Start of Given information

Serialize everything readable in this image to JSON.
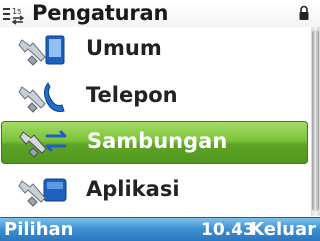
{
  "header": {
    "title": "Pengaturan",
    "icon": "settings-list-icon"
  },
  "menu": {
    "items": [
      {
        "label": "Umum",
        "icon": "general-settings-icon",
        "selected": false
      },
      {
        "label": "Telepon",
        "icon": "phone-settings-icon",
        "selected": false
      },
      {
        "label": "Sambungan",
        "icon": "connection-settings-icon",
        "selected": true
      },
      {
        "label": "Aplikasi",
        "icon": "application-settings-icon",
        "selected": false
      }
    ]
  },
  "softkeys": {
    "left": "Pilihan",
    "clock": "10.43",
    "right": "Keluar"
  },
  "colors": {
    "selection": "#6cb32f",
    "softkey_bar": "#3c8fd2",
    "text": "#222222"
  }
}
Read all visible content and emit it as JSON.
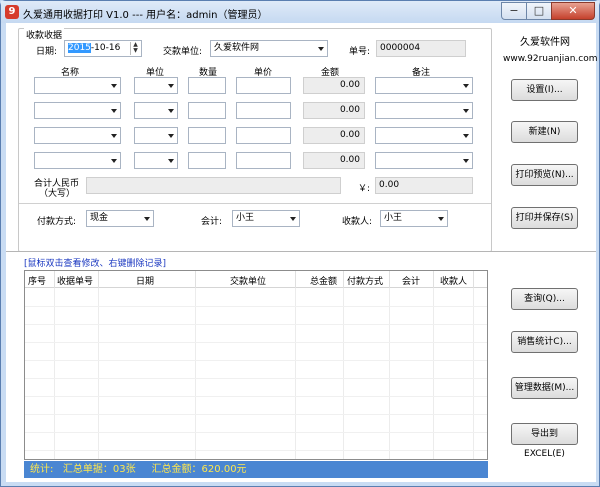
{
  "window": {
    "title": "久爱通用收据打印 V1.0 --- 用户名：admin（管理员）",
    "controls": {
      "minimize": "−",
      "maximize": "□",
      "close": "✕"
    }
  },
  "form": {
    "group_title": "收款收据",
    "date_label": "日期:",
    "date_value_selected": "2015",
    "date_value_rest": "-10-16",
    "payer_label": "交款单位:",
    "payer_value": "久爱软件网",
    "number_label": "单号:",
    "number_value": "0000004",
    "columns": [
      "名称",
      "单位",
      "数量",
      "单价",
      "金额",
      "备注"
    ],
    "rows": [
      {
        "amount": "0.00"
      },
      {
        "amount": "0.00"
      },
      {
        "amount": "0.00"
      },
      {
        "amount": "0.00"
      }
    ],
    "total_label_line1": "合计人民币",
    "total_label_line2": "（大写）",
    "total_upper_value": "",
    "yen_label": "￥:",
    "total_value": "0.00",
    "payment_label": "付款方式:",
    "payment_value": "现金",
    "accountant_label": "会计:",
    "accountant_value": "小王",
    "payee_label": "收款人:",
    "payee_value": "小王"
  },
  "brand": {
    "name": "久爱软件网",
    "url": "www.92ruanjian.com"
  },
  "buttons": {
    "settings": "设置(I)...",
    "new": "新建(N)",
    "print_preview": "打印预览(N)...",
    "print_save": "打印并保存(S)",
    "query": "查询(Q)...",
    "sales_stats": "销售统计C)...",
    "manage_data": "管理数据(M)...",
    "export_excel": "导出到EXCEL(E)"
  },
  "records": {
    "hint": "[鼠标双击查看修改、右键删除记录]",
    "columns": [
      "序号",
      "收据单号",
      "日期",
      "交款单位",
      "总金额",
      "付款方式",
      "会计",
      "收款人"
    ]
  },
  "status": {
    "stats_label": "统计:",
    "total_count": "汇总单据：03张",
    "total_amount": "汇总金额：620.00元"
  }
}
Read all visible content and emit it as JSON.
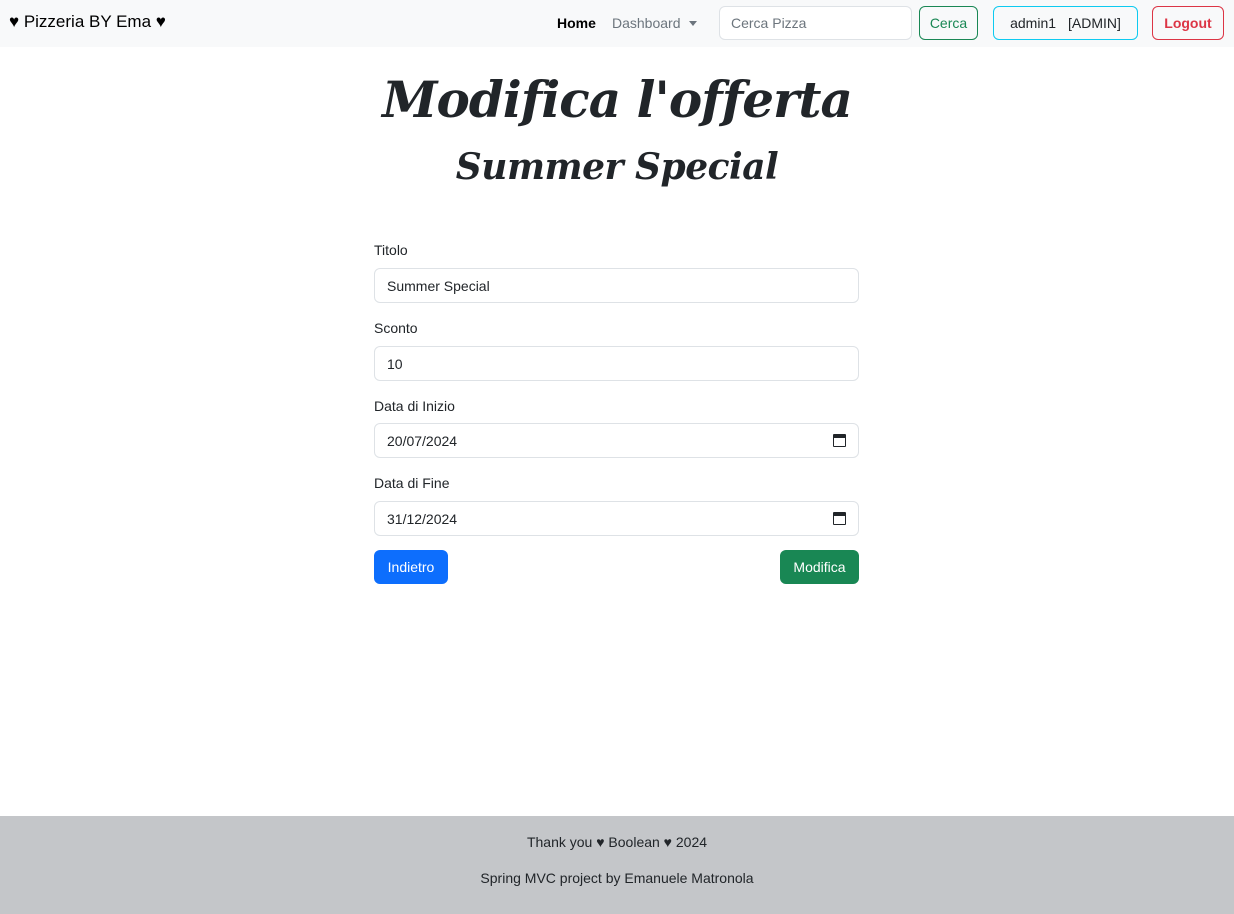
{
  "navbar": {
    "brand": "♥ Pizzeria BY Ema ♥",
    "home_label": "Home",
    "dashboard_label": "Dashboard",
    "search_placeholder": "Cerca Pizza",
    "search_button": "Cerca",
    "user_name": "admin1",
    "user_role": "[ADMIN]",
    "logout_label": "Logout"
  },
  "page": {
    "title": "Modifica l'offerta",
    "subtitle": "Summer Special"
  },
  "form": {
    "title_label": "Titolo",
    "title_value": "Summer Special",
    "discount_label": "Sconto",
    "discount_value": "10",
    "start_label": "Data di Inizio",
    "start_value": "20/07/2024",
    "end_label": "Data di Fine",
    "end_value": "31/12/2024",
    "back_button": "Indietro",
    "submit_button": "Modifica"
  },
  "footer": {
    "line1": "Thank you ♥ Boolean ♥ 2024",
    "line2": "Spring MVC project by Emanuele Matronola"
  },
  "colors": {
    "primary": "#0d6efd",
    "success": "#198754",
    "danger": "#dc3545",
    "info": "#0dcaf0",
    "footer_bg": "#c4c6c9",
    "navbar_bg": "#f8f9fa"
  }
}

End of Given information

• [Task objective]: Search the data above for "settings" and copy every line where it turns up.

• [Response to the exercise]:
    "icon": "settings-list-icon"
        "icon": "general-settings-icon",
        "icon": "phone-settings-icon",
        "icon": "connection-settings-icon",
        "icon": "application-settings-icon",
    "settings": "设置(I)...",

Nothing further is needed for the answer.